  • What is in it for them?

While compensation and benefits are a crucial part of a company’s EVP, culture, career growth prospects and overall work environment sum up the whole package. Defining your company’s EVP is a significant part of your recruitment marketing and employer branding strategy. In order to attract the type of candidates who will thrive in your workplace and personalise your talent acquisition strategy, you must clearly define all the values you stand for and provide as an employer.

How to define your Employee Value Proposition?

Now that we know the importance of an EVP, we’ve created a set of questions that can help you define yours. To get started, plan a focus group or send a survey to all or a selection of your employees. It’s important to learn about your differentiators from your employees themselves, and not just the HR tear — after all, they are the ones living and breathing your company’s culture. Below is a list of starter questions, but feel free to customize and add in ones that are specific to your company or industry

Ten questions to ask your employees to define your employee value proposition

1. What are some of your biggest motivators at work?

2. What makes our company different from others you’ve worked for?

3. What do you think are the organisation’s most meaningful traditions?

4. What qualities do people need to have to be successful here?

5. What work are you most proud of? And why?

6. If you were considering joining another company for a similar compensation package, what are the factors that would make you want to stay with us?

7. What values are important to you in an organisation? How do you experience those values here?

8. How satisfied are you with your opportunity to learn and grow in our organisation?

9. How satisfied are you with the recognition you receive for doing a good job?

10. Does the management support your pursuits and commitments outside of work?

What’s next?

Once you have your survey results, analyze the answers to derive common themes, values and stories from the feedback to better understand and crystalize your company’s EVP. Your clearly defined EVP should shine through on every platform that a prospective candidate might see — job descriptions, career pages on your company website, marketing materials and social media.

And it’s not just online — you should also train your employees on communicating your EVP so that it can be conveyed during networking, candidate interviews and throughout recruitment more generally. In our next several blog posts in the series, we will be exploring these crucial steps in more depth, so stay tuned!

Keep it real

In the words of Michelle Hord-White, NBCUniversal’s VP of Talent Acquisition, “Your EVP has to be inspirational, not aspirational. It shouldn’t be a goal. It should be an experience that we can talk to candidates about, and 100 days after they get there, they can confirm.”

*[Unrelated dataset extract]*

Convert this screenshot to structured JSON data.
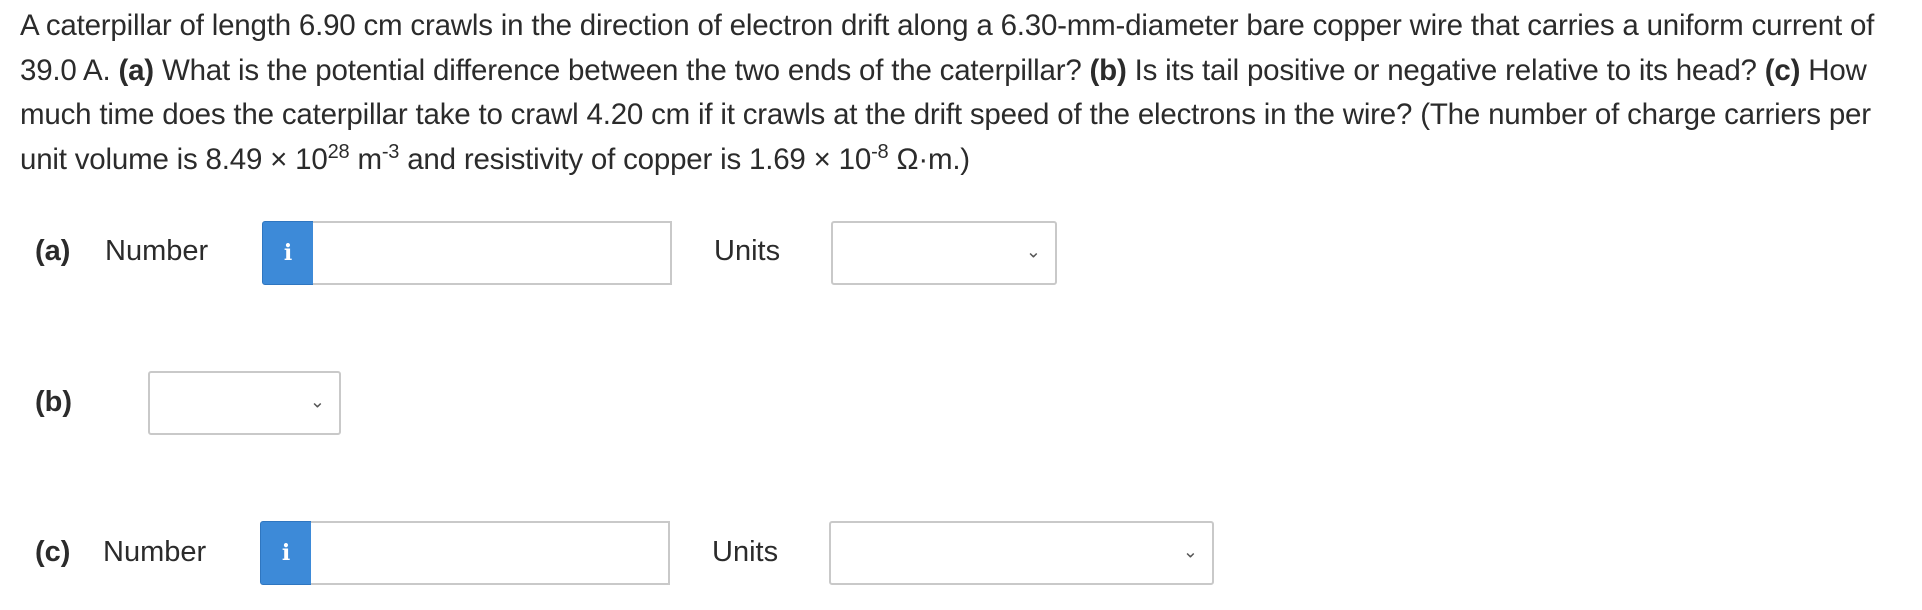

It’s important that your EVP represents where you are as an organisation today, not where you want to be tomorrow, in order to have it effectively attract talent who will thrive in your workplace.

Different strokes for different folks

In order to use your EVP effectively, customisation is key. Keep in mind the different priorities of your employee respondents based on their work experience and commitments outside of work.

If you want to attract recent graduates to fill in entry-level positions, pay attention to the answers to this exercise from people with similar profiles in order to highlight why your company is a great fit for millennials.

Similarly, if you’re looking to hire managers at more senior level who may have children, you can highlight your company’s childcare services and other parent-friendly components in the interview and job description.

Stand by for more on employer branding

As a part of our latest campaign on employer branding, we will be sharing fresh and actionable resources and tools like these over the next few months. To receive all of our top tips straight to your inbox, sign up for our weekly newsletter here!

If you’re hoping to learn any specific about EVP, let us know in the comments below.

Employer branding tips for Kenyan companies

Download our survey report for actionable insights from 1,200+ Kenyan professionals